There is no way to safely physically interact with the drosodroni without gloves or other barriers, as even several seconds of contact is enough to cause sudden and severe depression in sensitives which lasts for anywhere from two to seven weeks. Those sensitives who briefly touch the drosodroni in this way report a sinking, hopeless sensation, along with the faintest tinges of euphoria.
The drosodroni also has a pronounced effect non-sensitives, who find themselves growing depressed and demotivated in this stranger's presence. A heavily-infested area can by identified by the tired, weary nature of its citizens, who lose even their desire to seek escape from their dreary surroundings. Because the drosodroni generates in run-down areas, it tends to spread across as a city at an increasing rate, its effect growing more and more pervasive.

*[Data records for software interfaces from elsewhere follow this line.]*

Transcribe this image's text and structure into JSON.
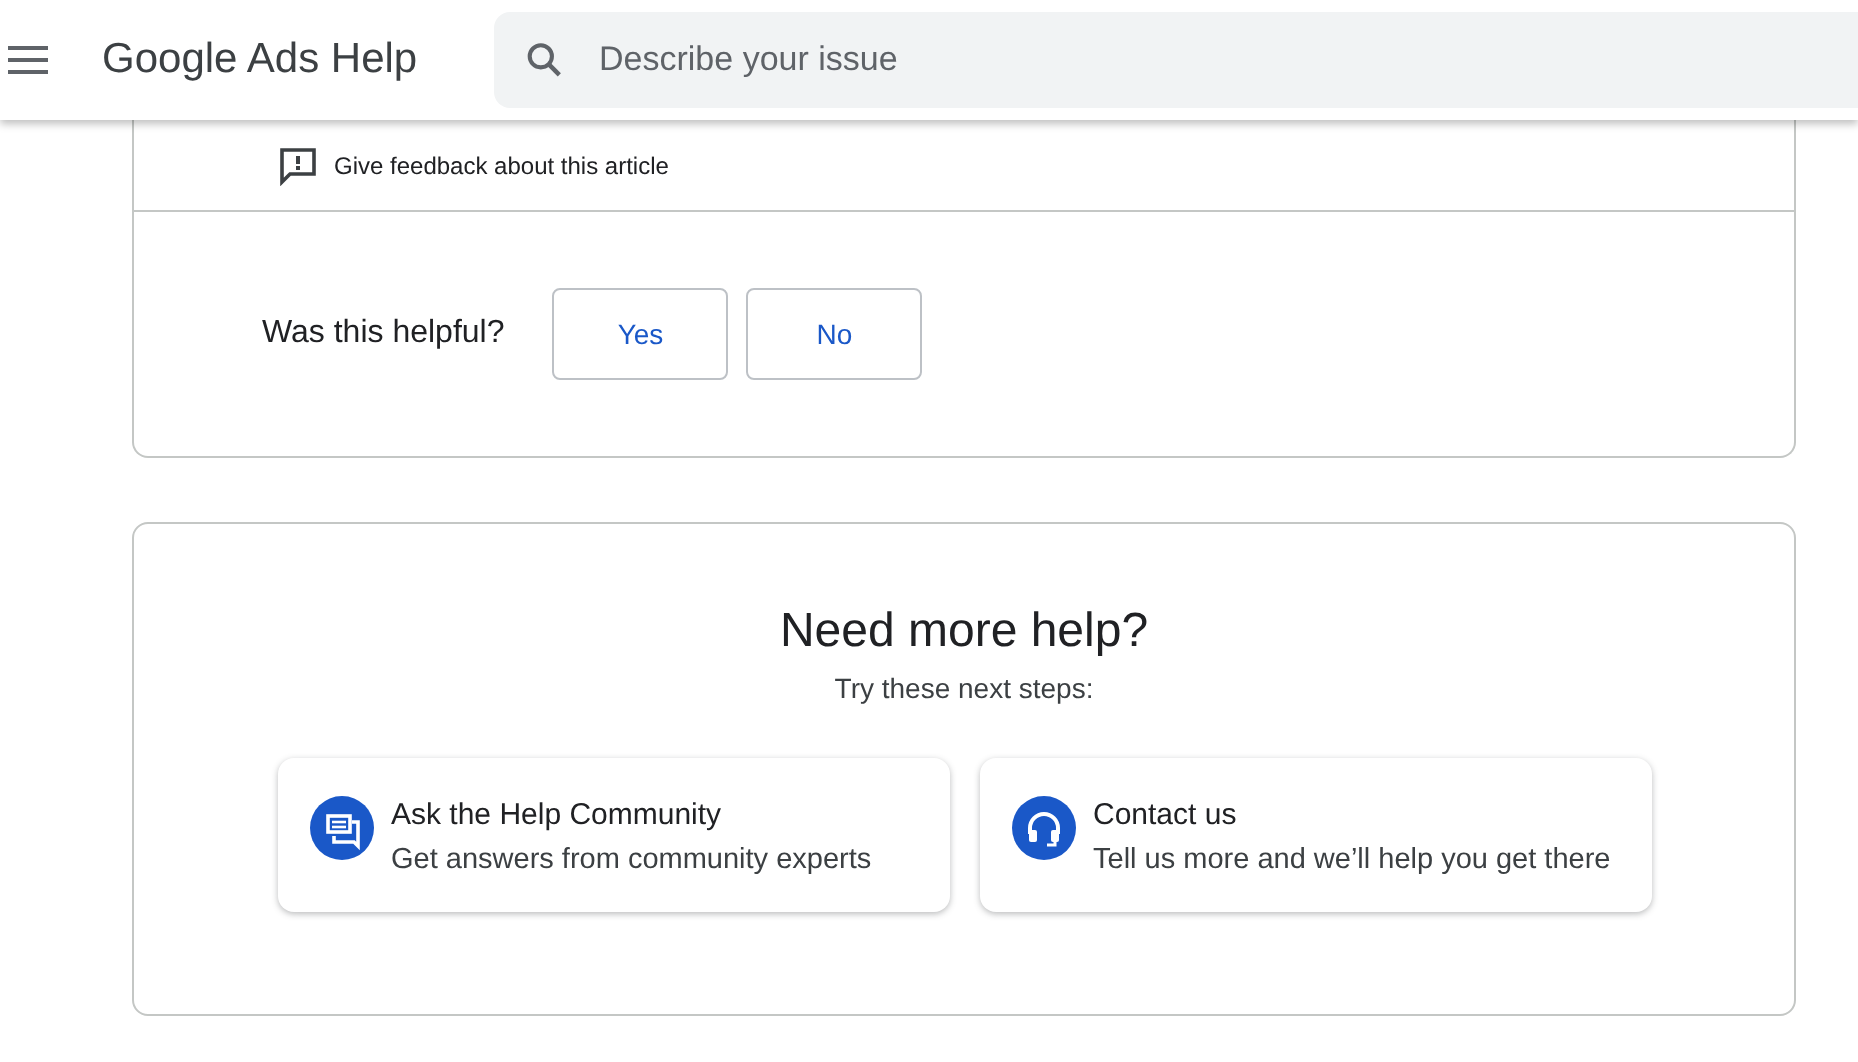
{
  "header": {
    "title": "Google Ads Help",
    "search": {
      "placeholder": "Describe your issue"
    }
  },
  "article_footer": {
    "feedback_link": "Give feedback about this article",
    "helpful": {
      "question": "Was this helpful?",
      "buttons": [
        "Yes",
        "No"
      ]
    }
  },
  "more_help": {
    "title": "Need more help?",
    "subtitle": "Try these next steps:",
    "options": [
      {
        "kind": "community",
        "title": "Ask the Help Community",
        "description": "Get answers from community experts"
      },
      {
        "kind": "contact",
        "title": "Contact us",
        "description": "Tell us more and we’ll help you get there"
      }
    ]
  }
}
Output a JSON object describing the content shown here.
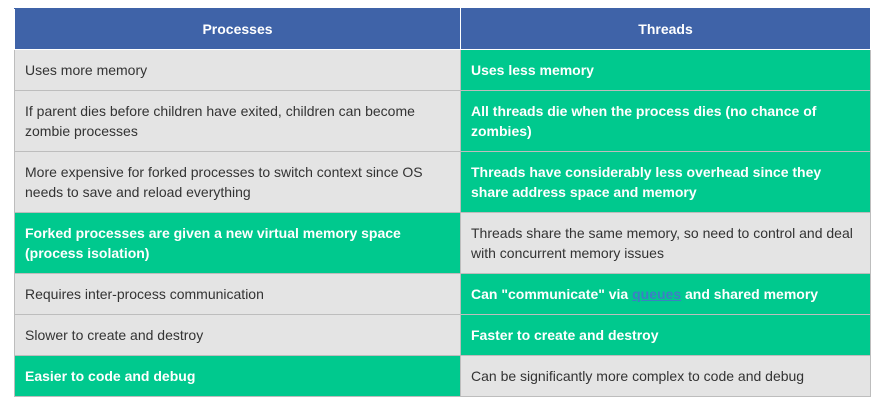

The drosodroni's rag-like nature makes it appealing to animals, who use its body as material for their nests. The drosodroni affects these animals in the same way that it affects sensitives, and their corpses are found curled up tightly beneath the drosodroni's folds.
The drosodroni's body rips and grows ragged over the course of its life as it is snagged by sharp objects or crushed under tires. Those individuals that manage to avoid destruction by external factors turn to dust and blow away on the wind at the end of their lives, and leave only a faint whisper that hangs in the air before dissolving away into stark, lonely silence.